Page and application data records:
------------------------------------
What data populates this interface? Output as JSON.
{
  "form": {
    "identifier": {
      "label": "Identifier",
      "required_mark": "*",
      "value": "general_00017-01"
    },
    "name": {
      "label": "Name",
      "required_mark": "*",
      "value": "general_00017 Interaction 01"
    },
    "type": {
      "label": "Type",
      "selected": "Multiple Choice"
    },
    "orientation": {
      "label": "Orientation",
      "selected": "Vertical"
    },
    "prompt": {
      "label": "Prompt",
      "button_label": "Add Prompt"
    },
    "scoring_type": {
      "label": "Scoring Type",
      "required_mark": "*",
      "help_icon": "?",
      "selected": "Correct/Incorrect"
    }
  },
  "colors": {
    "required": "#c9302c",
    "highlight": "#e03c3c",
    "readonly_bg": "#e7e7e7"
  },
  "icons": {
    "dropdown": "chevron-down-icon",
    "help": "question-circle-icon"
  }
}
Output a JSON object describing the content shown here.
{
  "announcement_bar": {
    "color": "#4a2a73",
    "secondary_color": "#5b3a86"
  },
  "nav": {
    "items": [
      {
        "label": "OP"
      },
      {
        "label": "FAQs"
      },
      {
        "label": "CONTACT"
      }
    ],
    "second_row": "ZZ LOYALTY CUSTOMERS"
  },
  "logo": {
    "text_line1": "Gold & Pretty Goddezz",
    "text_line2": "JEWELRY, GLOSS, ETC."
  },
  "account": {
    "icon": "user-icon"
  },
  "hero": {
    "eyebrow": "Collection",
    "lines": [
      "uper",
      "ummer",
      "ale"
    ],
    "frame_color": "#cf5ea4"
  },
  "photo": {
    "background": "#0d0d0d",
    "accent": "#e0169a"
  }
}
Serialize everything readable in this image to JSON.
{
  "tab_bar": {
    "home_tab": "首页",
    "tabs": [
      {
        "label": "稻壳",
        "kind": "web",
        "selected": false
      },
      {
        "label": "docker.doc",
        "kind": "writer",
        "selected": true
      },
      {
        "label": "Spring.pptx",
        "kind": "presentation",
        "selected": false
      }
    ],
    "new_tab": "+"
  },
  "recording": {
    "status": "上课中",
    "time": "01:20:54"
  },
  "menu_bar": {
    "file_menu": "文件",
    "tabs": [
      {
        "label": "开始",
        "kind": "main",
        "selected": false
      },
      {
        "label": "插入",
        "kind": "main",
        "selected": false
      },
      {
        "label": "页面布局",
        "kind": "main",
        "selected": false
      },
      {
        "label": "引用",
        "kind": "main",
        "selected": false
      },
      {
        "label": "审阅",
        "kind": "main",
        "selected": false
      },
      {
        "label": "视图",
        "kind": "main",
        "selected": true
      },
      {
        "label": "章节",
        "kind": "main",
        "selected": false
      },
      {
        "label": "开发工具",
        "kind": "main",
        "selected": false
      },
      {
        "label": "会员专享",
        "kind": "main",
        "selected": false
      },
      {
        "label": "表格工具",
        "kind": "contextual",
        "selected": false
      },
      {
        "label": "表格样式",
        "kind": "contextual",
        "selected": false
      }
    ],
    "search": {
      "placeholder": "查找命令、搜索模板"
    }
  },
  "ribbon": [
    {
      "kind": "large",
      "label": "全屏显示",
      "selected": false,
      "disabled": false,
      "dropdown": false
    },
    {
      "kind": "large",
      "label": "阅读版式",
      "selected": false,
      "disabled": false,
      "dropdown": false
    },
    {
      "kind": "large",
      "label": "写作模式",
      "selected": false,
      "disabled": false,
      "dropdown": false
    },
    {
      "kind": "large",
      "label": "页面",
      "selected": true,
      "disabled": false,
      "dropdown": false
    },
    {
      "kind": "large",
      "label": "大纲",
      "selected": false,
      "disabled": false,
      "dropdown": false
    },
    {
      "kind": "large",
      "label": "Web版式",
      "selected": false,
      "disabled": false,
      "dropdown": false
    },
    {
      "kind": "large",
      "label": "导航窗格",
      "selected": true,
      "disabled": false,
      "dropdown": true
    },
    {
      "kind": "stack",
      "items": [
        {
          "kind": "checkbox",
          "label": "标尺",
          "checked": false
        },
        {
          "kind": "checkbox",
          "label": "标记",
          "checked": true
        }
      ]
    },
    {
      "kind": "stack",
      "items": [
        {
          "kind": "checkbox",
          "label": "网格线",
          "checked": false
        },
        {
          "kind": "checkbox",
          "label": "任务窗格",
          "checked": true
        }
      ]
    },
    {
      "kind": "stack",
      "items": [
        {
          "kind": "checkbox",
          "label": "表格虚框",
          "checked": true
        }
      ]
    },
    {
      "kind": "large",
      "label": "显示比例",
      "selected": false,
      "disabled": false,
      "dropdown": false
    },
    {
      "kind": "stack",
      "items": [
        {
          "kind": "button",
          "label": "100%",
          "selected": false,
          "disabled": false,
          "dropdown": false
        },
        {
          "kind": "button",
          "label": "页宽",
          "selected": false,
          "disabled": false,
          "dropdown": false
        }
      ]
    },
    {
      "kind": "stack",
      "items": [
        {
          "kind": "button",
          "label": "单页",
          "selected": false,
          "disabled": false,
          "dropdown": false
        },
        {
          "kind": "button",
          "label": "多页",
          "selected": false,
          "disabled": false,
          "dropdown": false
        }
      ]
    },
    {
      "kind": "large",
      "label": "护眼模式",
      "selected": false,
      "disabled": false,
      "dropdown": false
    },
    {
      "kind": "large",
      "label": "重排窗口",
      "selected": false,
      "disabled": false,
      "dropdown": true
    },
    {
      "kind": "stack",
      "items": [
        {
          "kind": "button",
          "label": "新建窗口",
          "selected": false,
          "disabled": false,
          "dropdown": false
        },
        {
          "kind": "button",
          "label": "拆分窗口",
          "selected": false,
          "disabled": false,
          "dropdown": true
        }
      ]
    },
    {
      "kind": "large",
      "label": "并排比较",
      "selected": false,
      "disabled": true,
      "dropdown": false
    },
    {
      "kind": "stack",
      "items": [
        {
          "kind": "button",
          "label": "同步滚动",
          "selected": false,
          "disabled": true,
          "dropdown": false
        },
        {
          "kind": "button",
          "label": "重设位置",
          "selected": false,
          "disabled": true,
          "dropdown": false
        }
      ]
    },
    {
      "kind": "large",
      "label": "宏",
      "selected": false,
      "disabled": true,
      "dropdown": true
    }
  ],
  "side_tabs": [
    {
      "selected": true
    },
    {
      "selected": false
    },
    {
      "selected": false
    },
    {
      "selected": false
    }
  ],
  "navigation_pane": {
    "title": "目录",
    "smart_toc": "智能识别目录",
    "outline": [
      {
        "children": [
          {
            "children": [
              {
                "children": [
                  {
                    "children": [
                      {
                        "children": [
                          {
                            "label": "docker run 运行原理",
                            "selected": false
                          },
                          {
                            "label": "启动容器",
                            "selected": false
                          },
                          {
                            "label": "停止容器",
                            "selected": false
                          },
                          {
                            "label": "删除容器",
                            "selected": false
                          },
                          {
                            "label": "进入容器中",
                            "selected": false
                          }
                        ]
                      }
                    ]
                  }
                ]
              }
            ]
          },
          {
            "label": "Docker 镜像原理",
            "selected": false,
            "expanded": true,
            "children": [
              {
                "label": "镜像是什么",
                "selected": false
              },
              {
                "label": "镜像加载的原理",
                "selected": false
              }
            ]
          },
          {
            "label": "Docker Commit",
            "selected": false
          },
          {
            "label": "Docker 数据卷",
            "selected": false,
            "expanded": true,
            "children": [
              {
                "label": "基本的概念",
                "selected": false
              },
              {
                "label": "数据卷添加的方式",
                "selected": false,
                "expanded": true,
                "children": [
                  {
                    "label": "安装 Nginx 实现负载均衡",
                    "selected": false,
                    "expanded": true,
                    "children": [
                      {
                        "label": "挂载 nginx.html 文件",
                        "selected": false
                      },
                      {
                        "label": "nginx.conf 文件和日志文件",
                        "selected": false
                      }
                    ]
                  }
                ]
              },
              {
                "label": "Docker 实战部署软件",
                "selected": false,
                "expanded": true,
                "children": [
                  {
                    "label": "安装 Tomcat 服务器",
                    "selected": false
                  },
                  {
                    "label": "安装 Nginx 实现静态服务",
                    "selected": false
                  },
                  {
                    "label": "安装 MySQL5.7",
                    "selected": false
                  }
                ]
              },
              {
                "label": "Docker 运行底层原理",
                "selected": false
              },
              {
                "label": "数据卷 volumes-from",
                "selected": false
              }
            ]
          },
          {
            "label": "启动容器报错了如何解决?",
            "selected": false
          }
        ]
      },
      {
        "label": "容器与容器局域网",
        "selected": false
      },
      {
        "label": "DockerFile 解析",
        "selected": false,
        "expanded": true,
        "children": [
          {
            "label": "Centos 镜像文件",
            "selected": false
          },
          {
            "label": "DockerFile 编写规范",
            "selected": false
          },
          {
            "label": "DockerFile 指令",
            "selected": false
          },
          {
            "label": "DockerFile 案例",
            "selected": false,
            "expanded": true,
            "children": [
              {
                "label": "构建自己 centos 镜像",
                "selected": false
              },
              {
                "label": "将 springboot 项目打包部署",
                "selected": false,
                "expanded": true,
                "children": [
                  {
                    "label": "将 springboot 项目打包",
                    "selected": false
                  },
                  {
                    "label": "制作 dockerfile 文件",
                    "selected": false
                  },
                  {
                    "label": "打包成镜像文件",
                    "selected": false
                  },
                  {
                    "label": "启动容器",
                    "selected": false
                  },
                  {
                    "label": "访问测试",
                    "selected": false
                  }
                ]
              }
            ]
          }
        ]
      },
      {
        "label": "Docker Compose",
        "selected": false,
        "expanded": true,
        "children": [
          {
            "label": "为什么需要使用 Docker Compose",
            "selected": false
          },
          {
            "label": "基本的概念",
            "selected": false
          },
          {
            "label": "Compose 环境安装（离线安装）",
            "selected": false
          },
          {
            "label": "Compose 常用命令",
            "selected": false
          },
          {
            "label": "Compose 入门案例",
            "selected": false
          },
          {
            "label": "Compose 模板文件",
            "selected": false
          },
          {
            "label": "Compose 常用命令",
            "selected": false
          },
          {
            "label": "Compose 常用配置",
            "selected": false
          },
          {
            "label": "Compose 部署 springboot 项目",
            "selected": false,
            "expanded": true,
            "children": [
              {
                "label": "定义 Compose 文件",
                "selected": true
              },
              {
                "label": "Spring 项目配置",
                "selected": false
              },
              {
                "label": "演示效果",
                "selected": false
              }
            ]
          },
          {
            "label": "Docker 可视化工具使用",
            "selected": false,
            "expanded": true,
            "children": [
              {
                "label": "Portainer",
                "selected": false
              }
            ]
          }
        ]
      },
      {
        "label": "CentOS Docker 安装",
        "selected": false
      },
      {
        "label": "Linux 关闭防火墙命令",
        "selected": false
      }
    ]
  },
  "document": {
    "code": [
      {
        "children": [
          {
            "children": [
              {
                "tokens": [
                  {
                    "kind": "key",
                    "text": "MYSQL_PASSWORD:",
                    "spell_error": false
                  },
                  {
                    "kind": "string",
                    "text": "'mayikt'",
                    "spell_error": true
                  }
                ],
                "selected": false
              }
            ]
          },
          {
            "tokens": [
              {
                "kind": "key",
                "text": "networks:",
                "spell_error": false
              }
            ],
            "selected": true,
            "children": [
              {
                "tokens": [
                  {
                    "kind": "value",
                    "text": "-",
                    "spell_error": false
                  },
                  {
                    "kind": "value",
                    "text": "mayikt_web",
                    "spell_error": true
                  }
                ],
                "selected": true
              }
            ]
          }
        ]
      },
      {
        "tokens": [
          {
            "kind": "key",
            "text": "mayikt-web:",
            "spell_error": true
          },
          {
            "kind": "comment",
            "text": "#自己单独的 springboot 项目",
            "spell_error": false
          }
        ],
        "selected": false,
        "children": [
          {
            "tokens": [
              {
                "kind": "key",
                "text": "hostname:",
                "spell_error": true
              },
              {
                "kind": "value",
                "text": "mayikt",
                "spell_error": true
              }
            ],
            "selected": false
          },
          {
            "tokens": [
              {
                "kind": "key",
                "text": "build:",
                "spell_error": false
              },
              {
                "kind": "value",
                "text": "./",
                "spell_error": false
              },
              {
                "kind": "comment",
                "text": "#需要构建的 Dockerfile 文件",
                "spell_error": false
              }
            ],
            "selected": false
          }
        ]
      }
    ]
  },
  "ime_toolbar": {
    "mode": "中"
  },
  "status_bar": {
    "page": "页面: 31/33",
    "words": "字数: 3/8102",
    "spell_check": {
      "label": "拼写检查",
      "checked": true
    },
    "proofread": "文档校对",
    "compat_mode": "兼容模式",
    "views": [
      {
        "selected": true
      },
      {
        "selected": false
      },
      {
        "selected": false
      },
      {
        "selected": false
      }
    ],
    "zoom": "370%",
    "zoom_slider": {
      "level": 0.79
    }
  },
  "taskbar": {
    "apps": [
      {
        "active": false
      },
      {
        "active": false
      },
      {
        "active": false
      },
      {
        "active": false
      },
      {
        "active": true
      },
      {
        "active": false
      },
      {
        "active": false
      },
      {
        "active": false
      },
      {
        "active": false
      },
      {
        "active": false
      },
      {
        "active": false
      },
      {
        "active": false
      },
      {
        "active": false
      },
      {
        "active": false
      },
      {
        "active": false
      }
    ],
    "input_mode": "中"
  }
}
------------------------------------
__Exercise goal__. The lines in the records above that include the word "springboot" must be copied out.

__Task result__.
                "label": "将 springboot 项目打包部署",
                    "label": "将 springboot 项目打包",
            "label": "Compose 部署 springboot 项目",
            "text": "#自己单独的 springboot 项目",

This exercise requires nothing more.